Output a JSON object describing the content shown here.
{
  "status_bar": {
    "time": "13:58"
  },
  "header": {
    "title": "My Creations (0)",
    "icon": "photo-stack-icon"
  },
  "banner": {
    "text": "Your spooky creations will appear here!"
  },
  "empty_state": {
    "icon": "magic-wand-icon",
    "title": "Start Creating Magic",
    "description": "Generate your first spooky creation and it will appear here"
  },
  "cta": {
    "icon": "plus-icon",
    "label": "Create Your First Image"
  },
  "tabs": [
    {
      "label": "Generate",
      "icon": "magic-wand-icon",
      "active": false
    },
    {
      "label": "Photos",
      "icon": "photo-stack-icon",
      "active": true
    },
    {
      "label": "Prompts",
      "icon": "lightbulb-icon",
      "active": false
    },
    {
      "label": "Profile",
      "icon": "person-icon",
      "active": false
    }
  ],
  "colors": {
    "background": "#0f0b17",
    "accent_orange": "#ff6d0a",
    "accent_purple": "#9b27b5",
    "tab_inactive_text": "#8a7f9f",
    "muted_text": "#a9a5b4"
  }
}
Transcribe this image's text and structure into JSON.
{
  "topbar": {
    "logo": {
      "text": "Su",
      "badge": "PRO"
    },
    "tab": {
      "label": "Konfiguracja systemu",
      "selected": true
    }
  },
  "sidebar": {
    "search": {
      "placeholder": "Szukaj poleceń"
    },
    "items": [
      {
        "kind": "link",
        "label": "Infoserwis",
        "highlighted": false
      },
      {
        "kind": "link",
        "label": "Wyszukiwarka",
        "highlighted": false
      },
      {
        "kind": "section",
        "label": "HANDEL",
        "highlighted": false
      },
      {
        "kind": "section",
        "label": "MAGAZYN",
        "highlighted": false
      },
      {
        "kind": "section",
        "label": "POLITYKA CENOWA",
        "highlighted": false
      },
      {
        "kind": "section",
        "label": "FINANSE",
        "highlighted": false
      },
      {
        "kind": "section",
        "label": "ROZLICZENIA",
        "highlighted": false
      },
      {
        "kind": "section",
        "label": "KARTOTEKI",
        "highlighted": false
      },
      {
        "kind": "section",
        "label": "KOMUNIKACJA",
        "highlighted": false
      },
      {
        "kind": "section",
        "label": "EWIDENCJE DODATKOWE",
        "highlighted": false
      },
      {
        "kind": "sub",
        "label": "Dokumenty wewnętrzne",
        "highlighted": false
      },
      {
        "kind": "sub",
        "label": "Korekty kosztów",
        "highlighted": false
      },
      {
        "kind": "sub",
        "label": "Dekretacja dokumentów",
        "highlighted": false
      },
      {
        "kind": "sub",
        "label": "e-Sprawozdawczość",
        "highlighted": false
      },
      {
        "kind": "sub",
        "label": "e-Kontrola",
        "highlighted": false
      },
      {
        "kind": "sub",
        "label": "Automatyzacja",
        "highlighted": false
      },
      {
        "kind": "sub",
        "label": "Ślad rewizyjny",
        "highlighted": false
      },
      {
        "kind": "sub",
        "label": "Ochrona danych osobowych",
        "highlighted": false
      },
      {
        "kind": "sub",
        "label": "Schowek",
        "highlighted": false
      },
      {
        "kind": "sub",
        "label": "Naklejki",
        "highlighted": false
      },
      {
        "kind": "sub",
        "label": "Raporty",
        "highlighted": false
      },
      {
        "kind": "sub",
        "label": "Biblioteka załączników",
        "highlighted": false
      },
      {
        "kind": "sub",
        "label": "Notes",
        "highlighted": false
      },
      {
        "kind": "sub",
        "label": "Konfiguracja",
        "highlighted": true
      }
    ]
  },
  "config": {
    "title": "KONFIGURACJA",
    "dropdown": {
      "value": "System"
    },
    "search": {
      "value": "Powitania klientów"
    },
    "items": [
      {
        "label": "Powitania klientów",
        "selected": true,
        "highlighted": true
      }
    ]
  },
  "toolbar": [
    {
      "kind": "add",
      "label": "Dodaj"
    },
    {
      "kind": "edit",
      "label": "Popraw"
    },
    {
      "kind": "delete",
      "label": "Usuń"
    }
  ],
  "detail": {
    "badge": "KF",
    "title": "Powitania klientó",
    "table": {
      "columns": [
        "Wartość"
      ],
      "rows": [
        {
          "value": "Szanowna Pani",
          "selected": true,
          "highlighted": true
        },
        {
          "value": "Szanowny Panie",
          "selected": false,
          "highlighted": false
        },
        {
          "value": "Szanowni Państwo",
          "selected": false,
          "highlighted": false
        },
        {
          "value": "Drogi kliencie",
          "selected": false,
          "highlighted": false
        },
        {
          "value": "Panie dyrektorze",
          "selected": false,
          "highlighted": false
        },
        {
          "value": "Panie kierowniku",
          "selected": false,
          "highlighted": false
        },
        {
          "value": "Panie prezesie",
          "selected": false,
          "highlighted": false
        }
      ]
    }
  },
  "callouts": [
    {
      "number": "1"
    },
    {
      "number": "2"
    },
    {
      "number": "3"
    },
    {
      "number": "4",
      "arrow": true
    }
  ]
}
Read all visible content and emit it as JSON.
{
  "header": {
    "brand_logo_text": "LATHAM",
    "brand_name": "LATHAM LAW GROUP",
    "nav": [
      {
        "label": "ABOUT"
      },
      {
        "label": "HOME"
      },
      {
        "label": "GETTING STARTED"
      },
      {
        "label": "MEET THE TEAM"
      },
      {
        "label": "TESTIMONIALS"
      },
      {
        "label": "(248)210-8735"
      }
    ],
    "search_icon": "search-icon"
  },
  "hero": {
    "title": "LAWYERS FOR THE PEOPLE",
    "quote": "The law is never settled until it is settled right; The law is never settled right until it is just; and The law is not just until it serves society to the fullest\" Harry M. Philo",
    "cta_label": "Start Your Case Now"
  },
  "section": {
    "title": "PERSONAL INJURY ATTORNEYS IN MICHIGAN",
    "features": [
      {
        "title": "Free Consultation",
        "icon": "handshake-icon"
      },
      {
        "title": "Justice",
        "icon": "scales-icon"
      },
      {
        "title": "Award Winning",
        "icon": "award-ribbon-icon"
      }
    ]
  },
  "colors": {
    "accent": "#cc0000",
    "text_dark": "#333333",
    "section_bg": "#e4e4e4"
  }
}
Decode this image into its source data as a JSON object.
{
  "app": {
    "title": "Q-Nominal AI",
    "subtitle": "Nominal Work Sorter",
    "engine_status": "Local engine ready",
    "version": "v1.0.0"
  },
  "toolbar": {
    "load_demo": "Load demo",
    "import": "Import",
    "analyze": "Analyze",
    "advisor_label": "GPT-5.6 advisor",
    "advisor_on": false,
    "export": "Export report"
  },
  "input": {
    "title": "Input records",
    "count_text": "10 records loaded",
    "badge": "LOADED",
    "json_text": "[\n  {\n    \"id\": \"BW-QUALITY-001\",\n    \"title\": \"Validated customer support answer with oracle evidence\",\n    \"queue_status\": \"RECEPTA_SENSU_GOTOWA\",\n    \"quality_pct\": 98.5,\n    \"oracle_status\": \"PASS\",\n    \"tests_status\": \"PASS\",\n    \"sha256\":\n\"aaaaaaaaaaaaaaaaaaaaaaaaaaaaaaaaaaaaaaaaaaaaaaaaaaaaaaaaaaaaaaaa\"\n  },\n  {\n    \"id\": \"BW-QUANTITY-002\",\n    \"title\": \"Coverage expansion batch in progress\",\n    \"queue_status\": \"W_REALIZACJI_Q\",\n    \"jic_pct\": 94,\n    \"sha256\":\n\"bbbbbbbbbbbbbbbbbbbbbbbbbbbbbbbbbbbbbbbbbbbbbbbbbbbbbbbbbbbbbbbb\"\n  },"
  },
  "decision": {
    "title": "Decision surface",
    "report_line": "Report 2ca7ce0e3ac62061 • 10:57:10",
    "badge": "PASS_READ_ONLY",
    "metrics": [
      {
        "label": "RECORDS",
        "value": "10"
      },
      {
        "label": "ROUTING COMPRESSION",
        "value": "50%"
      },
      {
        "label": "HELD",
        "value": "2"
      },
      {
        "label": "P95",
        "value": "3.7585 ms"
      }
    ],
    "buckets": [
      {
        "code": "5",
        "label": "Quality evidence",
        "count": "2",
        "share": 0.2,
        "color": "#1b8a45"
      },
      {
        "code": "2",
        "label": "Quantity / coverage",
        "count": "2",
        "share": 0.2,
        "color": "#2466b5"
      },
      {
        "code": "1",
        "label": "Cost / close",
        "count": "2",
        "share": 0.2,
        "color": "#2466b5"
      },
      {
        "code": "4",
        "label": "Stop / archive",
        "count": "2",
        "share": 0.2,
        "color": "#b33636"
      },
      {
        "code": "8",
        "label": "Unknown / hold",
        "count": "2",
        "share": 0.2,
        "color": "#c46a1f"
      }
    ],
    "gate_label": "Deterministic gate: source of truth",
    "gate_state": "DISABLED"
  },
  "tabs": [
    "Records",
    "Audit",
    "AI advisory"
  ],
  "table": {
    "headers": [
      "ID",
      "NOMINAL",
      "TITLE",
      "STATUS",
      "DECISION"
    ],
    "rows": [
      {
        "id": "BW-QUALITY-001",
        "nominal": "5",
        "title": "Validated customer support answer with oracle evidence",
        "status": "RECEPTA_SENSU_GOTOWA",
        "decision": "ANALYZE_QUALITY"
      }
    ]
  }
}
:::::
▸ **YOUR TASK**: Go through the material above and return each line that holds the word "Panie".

▸ **EXERCISE SOLUTION**:
          "value": "Szanowny Panie",
          "value": "Panie dyrektorze",
          "value": "Panie kierowniku",
          "value": "Panie prezesie",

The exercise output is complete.